* _DESCRIPTION OF THE TASK_: Each record in the listing below is to be duplicated exactly.

* _RAW DATA_:
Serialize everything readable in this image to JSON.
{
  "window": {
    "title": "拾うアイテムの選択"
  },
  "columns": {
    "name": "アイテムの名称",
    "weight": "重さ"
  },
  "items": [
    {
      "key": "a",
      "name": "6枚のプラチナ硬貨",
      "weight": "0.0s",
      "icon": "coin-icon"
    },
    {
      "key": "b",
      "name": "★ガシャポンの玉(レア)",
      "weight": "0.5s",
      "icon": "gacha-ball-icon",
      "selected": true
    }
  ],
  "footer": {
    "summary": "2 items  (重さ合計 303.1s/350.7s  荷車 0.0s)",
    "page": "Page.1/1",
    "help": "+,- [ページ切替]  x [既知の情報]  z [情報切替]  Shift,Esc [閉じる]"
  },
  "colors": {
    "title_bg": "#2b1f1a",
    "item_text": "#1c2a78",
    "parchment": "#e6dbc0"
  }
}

* _WRITTEN RESPONSE_:
Serialize everything readable in this image to JSON.
{
  "window": {
    "title": "拾うアイテムの選択"
  },
  "columns": {
    "name": "アイテムの名称",
    "weight": "重さ"
  },
  "items": [
    {
      "key": "a",
      "name": "6枚のプラチナ硬貨",
      "weight": "0.0s",
      "icon": "coin-icon"
    },
    {
      "key": "b",
      "name": "★ガシャポンの玉(レア)",
      "weight": "0.5s",
      "icon": "gacha-ball-icon",
      "selected": true
    }
  ],
  "footer": {
    "summary": "2 items  (重さ合計 303.1s/350.7s  荷車 0.0s)",
    "page": "Page.1/1",
    "help": "+,- [ページ切替]  x [既知の情報]  z [情報切替]  Shift,Esc [閉じる]"
  },
  "colors": {
    "title_bg": "#2b1f1a",
    "item_text": "#1c2a78",
    "parchment": "#e6dbc0"
  }
}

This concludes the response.